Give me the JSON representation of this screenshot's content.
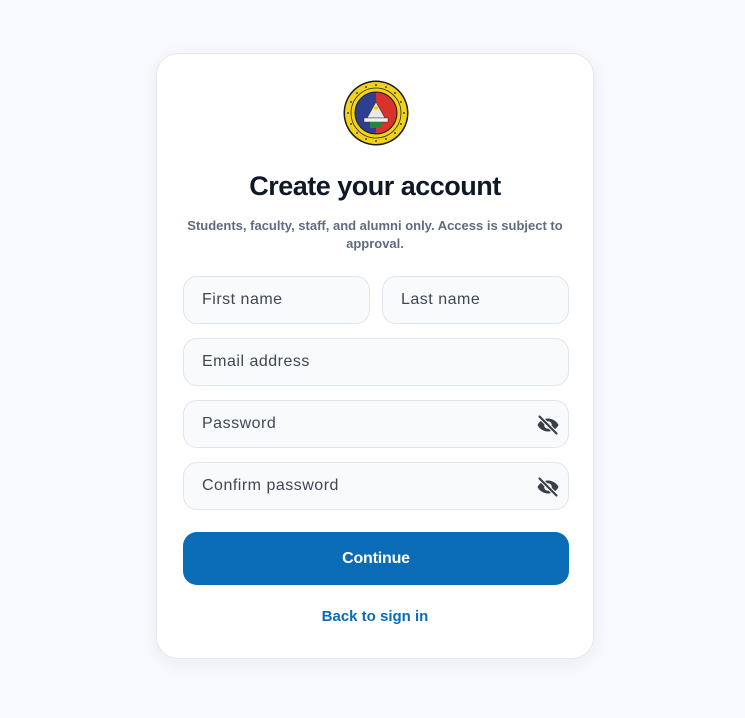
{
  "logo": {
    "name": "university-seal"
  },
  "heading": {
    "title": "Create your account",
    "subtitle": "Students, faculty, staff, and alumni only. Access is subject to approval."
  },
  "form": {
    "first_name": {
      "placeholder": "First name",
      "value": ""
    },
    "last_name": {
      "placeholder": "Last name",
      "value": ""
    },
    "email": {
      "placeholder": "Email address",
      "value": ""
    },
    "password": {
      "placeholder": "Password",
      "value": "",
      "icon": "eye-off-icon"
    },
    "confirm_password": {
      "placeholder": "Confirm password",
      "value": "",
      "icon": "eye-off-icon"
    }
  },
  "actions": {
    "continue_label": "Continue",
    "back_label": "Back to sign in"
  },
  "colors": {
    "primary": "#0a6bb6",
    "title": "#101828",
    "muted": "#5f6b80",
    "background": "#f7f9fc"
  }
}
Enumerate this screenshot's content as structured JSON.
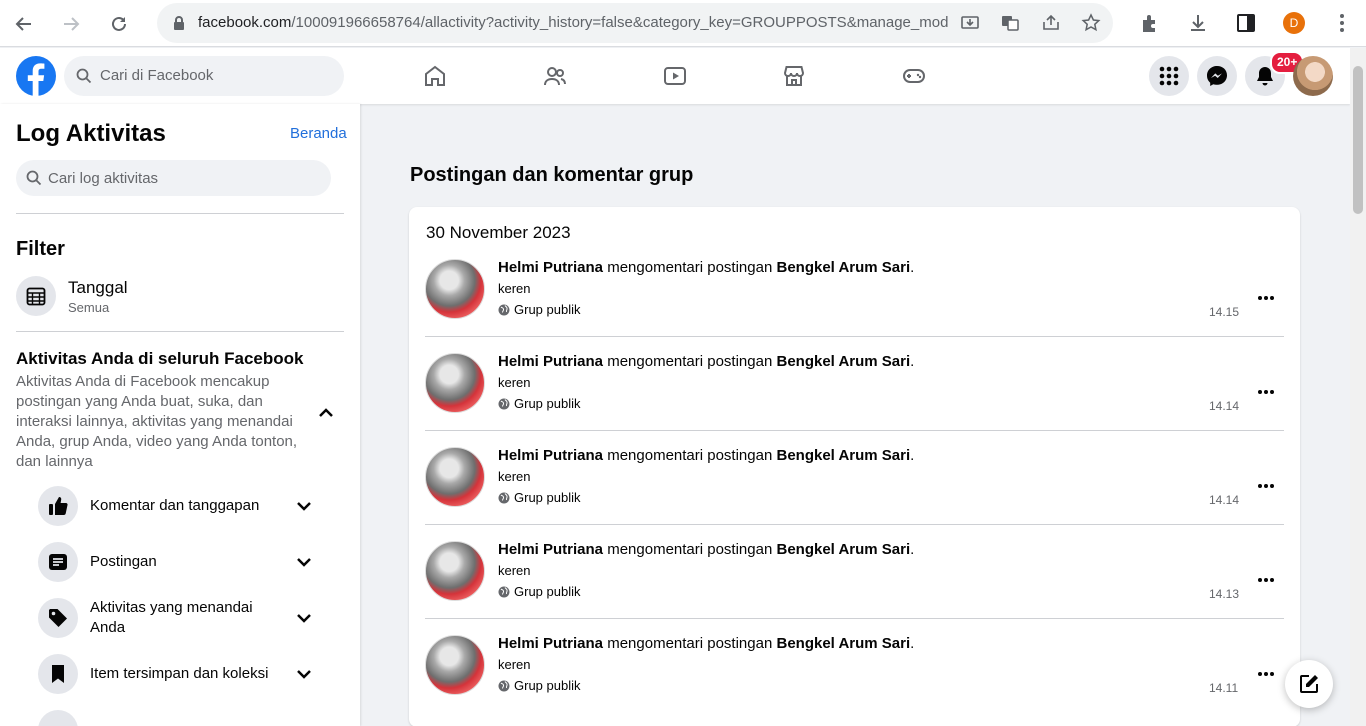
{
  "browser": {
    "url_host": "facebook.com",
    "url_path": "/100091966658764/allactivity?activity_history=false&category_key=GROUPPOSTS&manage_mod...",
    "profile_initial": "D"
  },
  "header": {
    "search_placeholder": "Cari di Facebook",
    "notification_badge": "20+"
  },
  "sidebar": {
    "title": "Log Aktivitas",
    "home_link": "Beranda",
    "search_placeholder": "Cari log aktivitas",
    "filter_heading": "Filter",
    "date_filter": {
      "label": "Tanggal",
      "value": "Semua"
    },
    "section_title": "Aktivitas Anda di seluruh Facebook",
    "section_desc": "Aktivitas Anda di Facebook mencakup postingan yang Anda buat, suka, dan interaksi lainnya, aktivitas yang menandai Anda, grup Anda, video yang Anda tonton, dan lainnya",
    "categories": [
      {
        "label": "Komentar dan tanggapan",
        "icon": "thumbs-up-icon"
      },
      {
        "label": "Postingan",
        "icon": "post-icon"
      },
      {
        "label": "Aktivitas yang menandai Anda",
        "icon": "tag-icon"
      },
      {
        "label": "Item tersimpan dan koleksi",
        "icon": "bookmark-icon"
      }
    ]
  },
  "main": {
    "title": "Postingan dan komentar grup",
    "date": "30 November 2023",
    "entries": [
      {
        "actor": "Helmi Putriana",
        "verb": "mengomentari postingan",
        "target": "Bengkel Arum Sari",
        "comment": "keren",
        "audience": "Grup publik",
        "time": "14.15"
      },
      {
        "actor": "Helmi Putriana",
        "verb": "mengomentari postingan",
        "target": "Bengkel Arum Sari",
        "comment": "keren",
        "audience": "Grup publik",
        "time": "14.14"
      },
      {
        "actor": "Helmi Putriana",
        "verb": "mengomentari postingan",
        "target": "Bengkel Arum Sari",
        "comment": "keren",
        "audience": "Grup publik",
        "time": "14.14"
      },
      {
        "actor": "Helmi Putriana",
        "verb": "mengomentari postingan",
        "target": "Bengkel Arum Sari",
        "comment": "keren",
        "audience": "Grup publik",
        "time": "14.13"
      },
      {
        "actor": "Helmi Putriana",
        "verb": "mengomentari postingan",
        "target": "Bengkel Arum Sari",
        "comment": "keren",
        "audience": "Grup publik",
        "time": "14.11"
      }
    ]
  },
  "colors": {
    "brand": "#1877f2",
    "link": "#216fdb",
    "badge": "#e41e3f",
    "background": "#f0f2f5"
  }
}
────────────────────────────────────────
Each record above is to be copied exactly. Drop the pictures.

Solution:
Give me the JSON representation of this screenshot's content.
{
  "logo": {
    "name": "university-seal"
  },
  "heading": {
    "title": "Create your account",
    "subtitle": "Students, faculty, staff, and alumni only. Access is subject to approval."
  },
  "form": {
    "first_name": {
      "placeholder": "First name",
      "value": ""
    },
    "last_name": {
      "placeholder": "Last name",
      "value": ""
    },
    "email": {
      "placeholder": "Email address",
      "value": ""
    },
    "password": {
      "placeholder": "Password",
      "value": "",
      "icon": "eye-off-icon"
    },
    "confirm_password": {
      "placeholder": "Confirm password",
      "value": "",
      "icon": "eye-off-icon"
    }
  },
  "actions": {
    "continue_label": "Continue",
    "back_label": "Back to sign in"
  },
  "colors": {
    "primary": "#0a6bb6",
    "title": "#101828",
    "muted": "#5f6b80",
    "background": "#f7f9fc"
  }
}
Enumerate this screenshot's content as structured JSON.
{
  "browser": {
    "url_host": "facebook.com",
    "url_path": "/100091966658764/allactivity?activity_history=false&category_key=GROUPPOSTS&manage_mod...",
    "profile_initial": "D"
  },
  "header": {
    "search_placeholder": "Cari di Facebook",
    "notification_badge": "20+"
  },
  "sidebar": {
    "title": "Log Aktivitas",
    "home_link": "Beranda",
    "search_placeholder": "Cari log aktivitas",
    "filter_heading": "Filter",
    "date_filter": {
      "label": "Tanggal",
      "value": "Semua"
    },
    "section_title": "Aktivitas Anda di seluruh Facebook",
    "section_desc": "Aktivitas Anda di Facebook mencakup postingan yang Anda buat, suka, dan interaksi lainnya, aktivitas yang menandai Anda, grup Anda, video yang Anda tonton, dan lainnya",
    "categories": [
      {
        "label": "Komentar dan tanggapan",
        "icon": "thumbs-up-icon"
      },
      {
        "label": "Postingan",
        "icon": "post-icon"
      },
      {
        "label": "Aktivitas yang menandai Anda",
        "icon": "tag-icon"
      },
      {
        "label": "Item tersimpan dan koleksi",
        "icon": "bookmark-icon"
      }
    ]
  },
  "main": {
    "title": "Postingan dan komentar grup",
    "date": "30 November 2023",
    "entries": [
      {
        "actor": "Helmi Putriana",
        "verb": "mengomentari postingan",
        "target": "Bengkel Arum Sari",
        "comment": "keren",
        "audience": "Grup publik",
        "time": "14.15"
      },
      {
        "actor": "Helmi Putriana",
        "verb": "mengomentari postingan",
        "target": "Bengkel Arum Sari",
        "comment": "keren",
        "audience": "Grup publik",
        "time": "14.14"
      },
      {
        "actor": "Helmi Putriana",
        "verb": "mengomentari postingan",
        "target": "Bengkel Arum Sari",
        "comment": "keren",
        "audience": "Grup publik",
        "time": "14.14"
      },
      {
        "actor": "Helmi Putriana",
        "verb": "mengomentari postingan",
        "target": "Bengkel Arum Sari",
        "comment": "keren",
        "audience": "Grup publik",
        "time": "14.13"
      },
      {
        "actor": "Helmi Putriana",
        "verb": "mengomentari postingan",
        "target": "Bengkel Arum Sari",
        "comment": "keren",
        "audience": "Grup publik",
        "time": "14.11"
      }
    ]
  },
  "colors": {
    "brand": "#1877f2",
    "link": "#216fdb",
    "badge": "#e41e3f",
    "background": "#f0f2f5"
  }
}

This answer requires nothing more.